Spammy decided she wasn’t up for entertaining so many people so she headed to the barn. Oh good…we would tackle this in the barn where the light was brighter and I could get a better video of the mayhem…umm…I mean Dr. Wolfe could see better to perform the exam.

Did I mention that at this point the assistant was walking way behind everyone and starting to eye the distance to his truck?

Ok. We were all standing in the barn and the assistant had his cute little pig snare stick in hand. Just as we were about to give this restrain-the-giant-porker procedure a go, Spamela walked over and gave the gate to her pen a mighty rattle.

No, she was not trying to escape. This behavior is actually her equivalent of ringing a dinner bell. When feeling a bit peckish, she will ever-so subtly pound on her gate with her saucer-sized snout while I dish up her meal.

She punched the gate again. Dr. Wolfe suggested I offer her a little food to see if she might be feeling better, so I did. And she was. In fact, she decided she was starving.  I do believe I saw actual tears of relief pooling in the vet assistant’s eyes.

We’ve had two other “therapeutic vet visits” over the years that pretty much played out the same way. There is a certain magic about Dr. Wolfe just stepping foot on this farm that seems to be the cure for whatever ails Spamela.  Dr. Wolfe gets a call fee…I get relief from worry…we have a nice visit…Spamela gets a well-deserved meal. For the record, I have never seen that assistant again since his first introduction to Spamela.

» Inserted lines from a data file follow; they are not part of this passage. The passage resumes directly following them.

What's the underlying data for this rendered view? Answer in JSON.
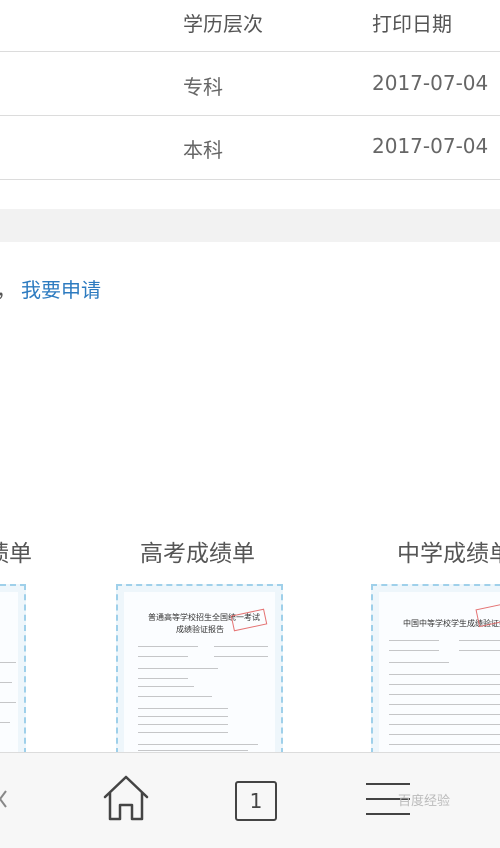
{
  "table": {
    "header": {
      "level": "学历层次",
      "date": "打印日期"
    },
    "rows": [
      {
        "level": "专科",
        "date": "2017-07-04"
      },
      {
        "level": "本科",
        "date": "2017-07-04"
      }
    ]
  },
  "apply": {
    "prefix": "，",
    "link": "我要申请"
  },
  "samples": [
    {
      "title": "绩单"
    },
    {
      "title": "高考成绩单",
      "doc_heading": "普通高等学校招生全国统一考试",
      "doc_subheading": "成绩验证报告"
    },
    {
      "title": "中学成绩单",
      "doc_heading": "中国中等学校学生成绩验证报告"
    }
  ],
  "bottom_nav": {
    "tabs_count": "1",
    "watermark": "百度经验"
  },
  "colors": {
    "link": "#2d7bc0",
    "stamp": "#e05a5a",
    "doc_border": "#9fd0ea"
  }
}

Spammy profileThis time around, Spamela’s symptoms are very similar to the few times she has been sick in the past. Last night I had to go out to find her in her pasture, then had to cheer her on a bit as she followed me slowly up the hill to the barn.  I offered her a pan of food and she turned away. I offered her a carrot and she refused to take it. She just stood there, staring blankly like a little kid who has stayed up way past his bedtime.

Perhaps, once again, it is not cause for huge concern, but something feels different this time. Something is pulling at my heart when I look into her eyes. There is something different about the way she is moving so slowly. She does not appear to be in pain, she just seems really tired. So very tired.

The reality that I have to keep in mind is that Spamela is an old lady pig now. The average life expectancy for pigs like Spammy, she is a Yorkshire pig, is six to 10 years. Spamela is now 12 glorious years old.

I remember very well the day that Spamela came into my world. It was during a rocky time in my life. I had just separated from my husband of 15 years and was heading down the divorce trail. Life was anything but rosy. I was in full what-now mode…trying to figure out whether I could manage to keep all of my animals, trying to decide where and how I would live.

SPAMELA-06 (2)However, when the call came in from the animal shelter asking if I would take in a baby piglet, I didn’t even hesitate. Maybe my judgment was clouded by stress…or maybe it was because the one animal my soon-to-be-ex-husband had always told me I should not bring home was a pig. Well, I showed him. I brought home a pig. Really Nancy?


Spamela trotted into my life on her cute “high heel” hooves and I fell immediately in love. She was the size of a football and perfectly charming. I even sold my no-longer-necessary wedding ring to raise money to buy panels to construct a pig pen. HAH! That showed him. (Vindictive? Noooooo. Practical!)

So yes, I have a long history with this lovely, funny, friendly, smart pink pig. It’s hard to see her grow old. It’s hard to see her not acting like her normal hungry self.  Even our other pig (well of course we eventually added another pig), Jerry Swinefeld seems to sense the difference in his buddy. He was actually being quiet and mannerly at mealtime last night. Something is definitely up.

Hopefully, this morning, I will walk to the barn to check on my girl and I’ll find her up, banging the gate with her normal enthusiasm. Hopefully she’ll be demanding a morning brunch while snorting my concerns away. I am ever hopeful. I am also realistic. When you live with so many lives that are more temporary than your own, you have to be.

Yes, this time something just feels very different. I’ll keep you posted.

Time to head to the barn.